- 15 Non-Certified IT Skills Growing in Demand
- How 19 Tech Titans Target Healthcare
- Twitter Suffering From Growing Pains (and Facebook Comparisons)
- Agile Comes to Data Integration
Network World - As the swine flu outbreak spreads, CIOs and other IT executives are dusting off their pandemic plans and preparing for the possibility of high levels of employee absenteeism and extended telework scenarios.
The swine flu threat comes at a time when IT shops are already stretched thin as a result of layoffs and other cutbacks because of the ongoing recession. We talked to several experts in the business continuity and IT operations, and here's the advice they are offering CIOs:
1. Stay calm. Model the behavior you want to see from your employees. This includes continuing to be productive but also shoring up your supplies of hand sanitizer and bottled water. "What CIOs and other managers of a company have to do is say this is business as usual, but practice better personal hygiene," says Richard De Lotto, principal analyst in Gartner's Banking and Investment Industries Advisory Services Group. "Other people will pick up on the examples set by executives."
2. Involve the entire executive team in business-continuity planning. Planning for a pandemic is not an IT issue; it's a business issue. "IT doesn't need to be driving this because it's more than just data backup," says David Potterton, vice president of global research at IDC Financial Insights. "It needs to be driven by senior business leaders…You have to understand what are your core systems and that's a business decision, not an IT decision."
3. Update and test your calling tree. Many companies have had layoffs in the last six months, and they may not have up-to-date lists of employees and multiple methods for reaching them, including current home and cell phone numbers. Update your list and conduct a test of your emergency calling system to make sure it works. "You need a reliable channel of communications known to everybody," De Lotto says. "It's either a number to call to check if you need to come in. Or a lot of companies have outbound calling systems with robotic voice notifications."
4. Check access to your data center facilities. Call the building owners of your data center facilities around the globe and make sure you will have full access to them in the event of a local flu outbreak. You may need to establish a remote hot site or to shift work from one data center to another. If you outsource data center operations, include vendors in your business continuity plans. "One center might need to pick up additional work, or you may need to fly employees out of an area," Potterton says. "There are lots of scenarios that need planning."
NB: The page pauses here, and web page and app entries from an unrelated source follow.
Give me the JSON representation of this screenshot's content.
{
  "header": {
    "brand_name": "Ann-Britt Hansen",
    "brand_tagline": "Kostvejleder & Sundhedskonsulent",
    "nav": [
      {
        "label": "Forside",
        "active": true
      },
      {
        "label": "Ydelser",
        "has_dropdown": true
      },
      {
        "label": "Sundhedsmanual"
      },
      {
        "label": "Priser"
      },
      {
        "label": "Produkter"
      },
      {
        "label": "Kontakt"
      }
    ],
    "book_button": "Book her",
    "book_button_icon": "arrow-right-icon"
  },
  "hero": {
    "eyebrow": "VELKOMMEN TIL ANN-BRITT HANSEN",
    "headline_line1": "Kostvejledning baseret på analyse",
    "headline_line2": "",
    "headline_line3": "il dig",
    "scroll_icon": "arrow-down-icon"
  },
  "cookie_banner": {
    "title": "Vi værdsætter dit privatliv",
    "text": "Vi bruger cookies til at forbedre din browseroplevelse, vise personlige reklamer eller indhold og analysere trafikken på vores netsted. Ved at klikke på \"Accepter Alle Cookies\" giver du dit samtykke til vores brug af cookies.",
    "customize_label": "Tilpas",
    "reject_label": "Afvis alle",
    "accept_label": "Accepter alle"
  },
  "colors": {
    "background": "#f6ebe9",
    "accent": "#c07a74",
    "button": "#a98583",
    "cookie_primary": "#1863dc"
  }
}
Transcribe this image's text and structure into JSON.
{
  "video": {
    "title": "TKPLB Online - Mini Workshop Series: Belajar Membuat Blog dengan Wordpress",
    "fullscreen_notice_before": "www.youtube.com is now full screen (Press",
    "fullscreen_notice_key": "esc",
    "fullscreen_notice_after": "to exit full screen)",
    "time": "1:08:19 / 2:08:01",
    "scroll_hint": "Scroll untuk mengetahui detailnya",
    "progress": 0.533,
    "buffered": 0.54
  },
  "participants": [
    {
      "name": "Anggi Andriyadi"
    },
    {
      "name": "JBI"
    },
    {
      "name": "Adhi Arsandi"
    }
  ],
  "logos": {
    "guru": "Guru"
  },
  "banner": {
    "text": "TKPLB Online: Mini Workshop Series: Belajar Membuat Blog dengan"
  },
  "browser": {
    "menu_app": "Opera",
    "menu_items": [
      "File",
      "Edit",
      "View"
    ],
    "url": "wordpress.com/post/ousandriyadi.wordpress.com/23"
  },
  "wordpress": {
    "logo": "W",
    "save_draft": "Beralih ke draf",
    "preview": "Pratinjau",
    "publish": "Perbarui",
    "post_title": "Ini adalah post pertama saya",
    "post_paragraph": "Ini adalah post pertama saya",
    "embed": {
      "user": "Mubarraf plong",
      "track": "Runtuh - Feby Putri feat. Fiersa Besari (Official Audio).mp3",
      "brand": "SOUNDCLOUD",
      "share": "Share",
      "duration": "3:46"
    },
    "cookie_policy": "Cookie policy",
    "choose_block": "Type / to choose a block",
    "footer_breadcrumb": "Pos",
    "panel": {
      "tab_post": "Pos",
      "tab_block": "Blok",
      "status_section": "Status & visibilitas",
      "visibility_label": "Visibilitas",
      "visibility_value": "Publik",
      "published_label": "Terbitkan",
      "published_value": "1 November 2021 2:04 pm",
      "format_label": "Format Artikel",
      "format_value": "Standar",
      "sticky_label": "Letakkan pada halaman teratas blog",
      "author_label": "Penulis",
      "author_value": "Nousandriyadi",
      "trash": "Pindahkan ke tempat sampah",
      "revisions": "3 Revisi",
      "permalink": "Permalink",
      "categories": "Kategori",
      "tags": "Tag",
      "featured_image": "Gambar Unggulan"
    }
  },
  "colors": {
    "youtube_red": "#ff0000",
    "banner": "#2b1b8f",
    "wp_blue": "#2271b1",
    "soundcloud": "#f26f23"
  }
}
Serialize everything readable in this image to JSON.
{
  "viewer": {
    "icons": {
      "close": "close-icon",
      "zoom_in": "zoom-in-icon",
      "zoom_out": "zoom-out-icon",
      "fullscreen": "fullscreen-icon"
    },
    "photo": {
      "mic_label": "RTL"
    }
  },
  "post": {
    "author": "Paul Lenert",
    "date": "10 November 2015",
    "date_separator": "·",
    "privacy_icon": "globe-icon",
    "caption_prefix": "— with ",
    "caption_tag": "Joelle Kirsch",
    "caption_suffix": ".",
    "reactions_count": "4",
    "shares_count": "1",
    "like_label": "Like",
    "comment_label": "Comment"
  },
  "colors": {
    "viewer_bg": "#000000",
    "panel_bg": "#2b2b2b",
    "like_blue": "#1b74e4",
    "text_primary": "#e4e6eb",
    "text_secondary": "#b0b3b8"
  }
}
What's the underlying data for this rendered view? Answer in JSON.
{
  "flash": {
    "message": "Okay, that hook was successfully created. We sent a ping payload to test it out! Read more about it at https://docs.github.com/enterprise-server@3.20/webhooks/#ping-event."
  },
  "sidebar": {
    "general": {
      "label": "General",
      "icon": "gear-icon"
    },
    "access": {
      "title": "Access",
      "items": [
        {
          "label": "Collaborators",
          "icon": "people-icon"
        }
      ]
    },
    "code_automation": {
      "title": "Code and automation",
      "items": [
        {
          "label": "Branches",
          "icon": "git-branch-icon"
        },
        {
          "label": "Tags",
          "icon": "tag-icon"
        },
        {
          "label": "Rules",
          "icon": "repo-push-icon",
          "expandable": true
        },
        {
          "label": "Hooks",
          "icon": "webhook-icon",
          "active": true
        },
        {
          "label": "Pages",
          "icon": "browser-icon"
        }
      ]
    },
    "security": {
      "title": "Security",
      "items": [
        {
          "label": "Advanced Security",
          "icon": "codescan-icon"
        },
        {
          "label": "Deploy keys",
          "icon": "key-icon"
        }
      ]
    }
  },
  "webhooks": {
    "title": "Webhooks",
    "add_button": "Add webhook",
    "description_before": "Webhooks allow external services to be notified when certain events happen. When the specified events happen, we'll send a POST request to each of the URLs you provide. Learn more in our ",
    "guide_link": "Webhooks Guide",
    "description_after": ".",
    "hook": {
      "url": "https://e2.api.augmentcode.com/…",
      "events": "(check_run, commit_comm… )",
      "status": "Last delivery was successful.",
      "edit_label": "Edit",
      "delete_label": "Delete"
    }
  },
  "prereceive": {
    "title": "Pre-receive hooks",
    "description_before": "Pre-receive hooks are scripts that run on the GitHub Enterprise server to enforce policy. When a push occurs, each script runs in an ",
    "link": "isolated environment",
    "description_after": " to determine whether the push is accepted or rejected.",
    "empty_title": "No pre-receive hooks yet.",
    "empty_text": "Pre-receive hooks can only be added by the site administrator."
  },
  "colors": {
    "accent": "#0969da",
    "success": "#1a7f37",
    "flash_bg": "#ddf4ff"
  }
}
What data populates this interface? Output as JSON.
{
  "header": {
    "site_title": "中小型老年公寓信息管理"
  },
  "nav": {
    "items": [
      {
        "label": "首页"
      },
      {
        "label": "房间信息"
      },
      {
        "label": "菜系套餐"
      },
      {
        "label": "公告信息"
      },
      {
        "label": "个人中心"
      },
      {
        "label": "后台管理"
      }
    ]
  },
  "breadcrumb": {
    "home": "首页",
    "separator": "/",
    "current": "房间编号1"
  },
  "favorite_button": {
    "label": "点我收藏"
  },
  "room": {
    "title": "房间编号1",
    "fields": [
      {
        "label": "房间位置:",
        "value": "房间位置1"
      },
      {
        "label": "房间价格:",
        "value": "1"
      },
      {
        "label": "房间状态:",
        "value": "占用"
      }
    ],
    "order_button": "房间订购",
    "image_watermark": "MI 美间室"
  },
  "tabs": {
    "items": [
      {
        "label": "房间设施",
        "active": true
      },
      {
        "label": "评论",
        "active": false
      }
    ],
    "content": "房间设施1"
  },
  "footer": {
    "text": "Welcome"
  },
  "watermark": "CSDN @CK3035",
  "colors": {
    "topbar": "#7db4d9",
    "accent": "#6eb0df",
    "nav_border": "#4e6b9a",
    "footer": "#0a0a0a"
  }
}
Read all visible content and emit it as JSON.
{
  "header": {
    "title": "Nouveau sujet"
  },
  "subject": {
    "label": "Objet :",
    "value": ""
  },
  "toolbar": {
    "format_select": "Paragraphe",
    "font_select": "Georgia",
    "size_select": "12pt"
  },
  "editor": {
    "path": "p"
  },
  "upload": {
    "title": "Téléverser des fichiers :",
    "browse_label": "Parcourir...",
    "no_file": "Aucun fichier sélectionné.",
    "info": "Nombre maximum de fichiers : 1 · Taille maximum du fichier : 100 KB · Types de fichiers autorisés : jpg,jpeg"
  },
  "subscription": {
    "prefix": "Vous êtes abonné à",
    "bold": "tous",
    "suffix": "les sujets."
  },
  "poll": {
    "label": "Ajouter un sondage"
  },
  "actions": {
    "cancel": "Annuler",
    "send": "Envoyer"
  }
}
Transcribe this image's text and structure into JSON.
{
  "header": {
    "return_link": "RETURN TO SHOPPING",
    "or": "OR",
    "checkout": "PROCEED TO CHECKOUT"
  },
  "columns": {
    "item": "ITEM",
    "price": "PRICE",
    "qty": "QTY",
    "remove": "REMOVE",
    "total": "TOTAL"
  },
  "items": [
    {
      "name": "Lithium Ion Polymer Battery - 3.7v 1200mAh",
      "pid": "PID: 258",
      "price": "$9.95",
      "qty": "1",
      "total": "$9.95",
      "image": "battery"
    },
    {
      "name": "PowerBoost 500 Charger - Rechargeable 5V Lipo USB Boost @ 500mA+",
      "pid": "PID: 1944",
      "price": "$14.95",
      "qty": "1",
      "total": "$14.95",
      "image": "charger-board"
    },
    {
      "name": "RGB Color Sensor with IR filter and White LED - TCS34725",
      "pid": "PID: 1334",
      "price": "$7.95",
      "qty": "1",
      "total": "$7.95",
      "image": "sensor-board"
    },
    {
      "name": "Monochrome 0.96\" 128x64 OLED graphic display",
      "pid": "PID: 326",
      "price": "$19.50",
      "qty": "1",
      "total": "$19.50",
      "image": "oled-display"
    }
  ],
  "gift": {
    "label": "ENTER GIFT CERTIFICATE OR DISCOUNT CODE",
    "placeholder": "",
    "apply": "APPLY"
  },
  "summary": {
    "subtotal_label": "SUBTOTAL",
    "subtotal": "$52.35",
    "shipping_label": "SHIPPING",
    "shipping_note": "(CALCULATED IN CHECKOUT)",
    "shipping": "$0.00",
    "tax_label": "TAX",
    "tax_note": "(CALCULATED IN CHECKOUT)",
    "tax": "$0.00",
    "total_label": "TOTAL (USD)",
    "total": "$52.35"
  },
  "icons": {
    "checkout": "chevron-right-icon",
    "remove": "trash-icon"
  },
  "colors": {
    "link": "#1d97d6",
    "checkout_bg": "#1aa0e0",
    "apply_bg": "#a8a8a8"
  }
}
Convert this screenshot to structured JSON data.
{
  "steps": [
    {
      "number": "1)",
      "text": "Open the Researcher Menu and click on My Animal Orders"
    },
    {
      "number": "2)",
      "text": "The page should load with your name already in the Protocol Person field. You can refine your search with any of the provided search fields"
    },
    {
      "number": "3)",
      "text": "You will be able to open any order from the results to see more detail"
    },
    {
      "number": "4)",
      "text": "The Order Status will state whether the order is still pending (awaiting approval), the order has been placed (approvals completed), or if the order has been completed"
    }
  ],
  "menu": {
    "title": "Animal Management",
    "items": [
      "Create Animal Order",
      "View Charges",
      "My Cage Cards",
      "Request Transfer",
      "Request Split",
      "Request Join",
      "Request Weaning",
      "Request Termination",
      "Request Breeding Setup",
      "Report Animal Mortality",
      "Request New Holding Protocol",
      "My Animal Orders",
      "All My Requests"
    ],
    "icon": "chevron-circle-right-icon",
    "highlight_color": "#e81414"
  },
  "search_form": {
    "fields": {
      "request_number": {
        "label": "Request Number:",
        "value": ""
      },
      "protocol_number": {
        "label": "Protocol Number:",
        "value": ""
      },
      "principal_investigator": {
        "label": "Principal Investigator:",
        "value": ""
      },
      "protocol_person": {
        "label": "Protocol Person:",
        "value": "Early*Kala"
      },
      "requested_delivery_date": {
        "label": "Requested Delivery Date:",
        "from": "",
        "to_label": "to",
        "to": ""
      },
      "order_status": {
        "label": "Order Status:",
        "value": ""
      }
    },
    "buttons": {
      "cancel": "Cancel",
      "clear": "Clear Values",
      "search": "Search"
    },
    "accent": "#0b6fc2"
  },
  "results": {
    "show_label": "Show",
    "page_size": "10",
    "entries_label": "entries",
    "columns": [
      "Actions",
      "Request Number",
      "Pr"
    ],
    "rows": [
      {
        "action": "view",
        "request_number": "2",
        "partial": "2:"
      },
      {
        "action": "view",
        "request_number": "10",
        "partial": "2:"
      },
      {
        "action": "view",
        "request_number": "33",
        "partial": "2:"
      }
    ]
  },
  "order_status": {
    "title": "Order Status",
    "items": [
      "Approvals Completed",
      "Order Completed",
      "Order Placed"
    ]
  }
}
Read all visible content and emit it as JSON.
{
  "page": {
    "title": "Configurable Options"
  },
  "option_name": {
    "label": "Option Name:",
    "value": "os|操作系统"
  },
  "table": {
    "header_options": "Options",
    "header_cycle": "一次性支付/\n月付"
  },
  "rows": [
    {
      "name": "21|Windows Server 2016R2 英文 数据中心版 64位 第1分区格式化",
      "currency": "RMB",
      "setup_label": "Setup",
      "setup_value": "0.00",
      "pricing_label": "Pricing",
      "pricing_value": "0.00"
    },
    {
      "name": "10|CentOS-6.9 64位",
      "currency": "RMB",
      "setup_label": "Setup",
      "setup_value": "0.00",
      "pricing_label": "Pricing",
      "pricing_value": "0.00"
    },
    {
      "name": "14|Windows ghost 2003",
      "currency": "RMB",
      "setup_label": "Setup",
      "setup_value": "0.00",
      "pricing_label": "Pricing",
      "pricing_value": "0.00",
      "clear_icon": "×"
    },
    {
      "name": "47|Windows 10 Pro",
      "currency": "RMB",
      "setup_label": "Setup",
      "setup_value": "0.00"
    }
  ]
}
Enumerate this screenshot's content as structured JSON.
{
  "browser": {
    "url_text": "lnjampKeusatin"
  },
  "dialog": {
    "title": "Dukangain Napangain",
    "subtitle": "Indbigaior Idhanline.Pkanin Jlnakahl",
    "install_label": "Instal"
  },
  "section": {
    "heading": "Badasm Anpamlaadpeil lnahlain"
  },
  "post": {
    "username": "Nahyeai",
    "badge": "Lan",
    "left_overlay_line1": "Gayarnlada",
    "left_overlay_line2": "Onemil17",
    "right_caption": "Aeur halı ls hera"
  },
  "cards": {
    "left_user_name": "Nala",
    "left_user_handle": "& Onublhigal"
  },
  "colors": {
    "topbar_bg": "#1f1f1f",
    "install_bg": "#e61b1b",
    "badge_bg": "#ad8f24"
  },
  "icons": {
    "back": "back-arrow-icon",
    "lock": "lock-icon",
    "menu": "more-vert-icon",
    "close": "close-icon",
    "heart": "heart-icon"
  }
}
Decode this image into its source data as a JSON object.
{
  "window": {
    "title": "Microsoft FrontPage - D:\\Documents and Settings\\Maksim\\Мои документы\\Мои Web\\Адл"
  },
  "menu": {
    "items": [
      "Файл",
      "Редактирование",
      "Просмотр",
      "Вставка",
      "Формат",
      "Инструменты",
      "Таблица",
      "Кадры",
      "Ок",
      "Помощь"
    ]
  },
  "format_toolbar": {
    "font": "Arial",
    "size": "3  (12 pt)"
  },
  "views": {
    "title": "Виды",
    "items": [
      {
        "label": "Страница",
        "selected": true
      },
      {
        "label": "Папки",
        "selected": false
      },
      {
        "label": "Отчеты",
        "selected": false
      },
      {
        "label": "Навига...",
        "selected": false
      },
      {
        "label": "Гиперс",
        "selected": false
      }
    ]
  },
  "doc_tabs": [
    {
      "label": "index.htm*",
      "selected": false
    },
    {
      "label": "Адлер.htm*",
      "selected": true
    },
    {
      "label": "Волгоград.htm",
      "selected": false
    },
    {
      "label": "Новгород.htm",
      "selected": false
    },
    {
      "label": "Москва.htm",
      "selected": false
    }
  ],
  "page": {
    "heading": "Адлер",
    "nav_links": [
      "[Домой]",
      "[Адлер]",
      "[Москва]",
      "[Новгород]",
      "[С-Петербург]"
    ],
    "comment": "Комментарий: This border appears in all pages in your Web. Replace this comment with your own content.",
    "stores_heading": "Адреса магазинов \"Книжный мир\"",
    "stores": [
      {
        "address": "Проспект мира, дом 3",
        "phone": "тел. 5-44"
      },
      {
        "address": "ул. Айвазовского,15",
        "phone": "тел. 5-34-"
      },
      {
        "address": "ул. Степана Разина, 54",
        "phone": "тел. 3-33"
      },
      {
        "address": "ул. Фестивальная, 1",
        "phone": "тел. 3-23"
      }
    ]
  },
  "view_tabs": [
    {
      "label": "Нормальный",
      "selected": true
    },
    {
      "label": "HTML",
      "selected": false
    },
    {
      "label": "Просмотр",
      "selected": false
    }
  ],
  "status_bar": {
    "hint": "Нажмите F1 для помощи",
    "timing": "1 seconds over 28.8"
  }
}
5. Test your telework plans and systems. Many companies will rely on employees working from home in the event of a flu outbreak. However, their remote access systems may not be ready for so many employees using them at the same time. Experts recommend a trial run, where you allow a significant number of your staff to work from home for a day and then see how well your systems and applications function. You may need to buy more ports or cards for your remote access systems. "Make sure you have high availability for your remote access systems," says Phil Hochmuth, senior analyst with Yankee Group. "Make sure you have failover to secondary remote access technologies. You want to provide as many external portals into the enterprise as you can."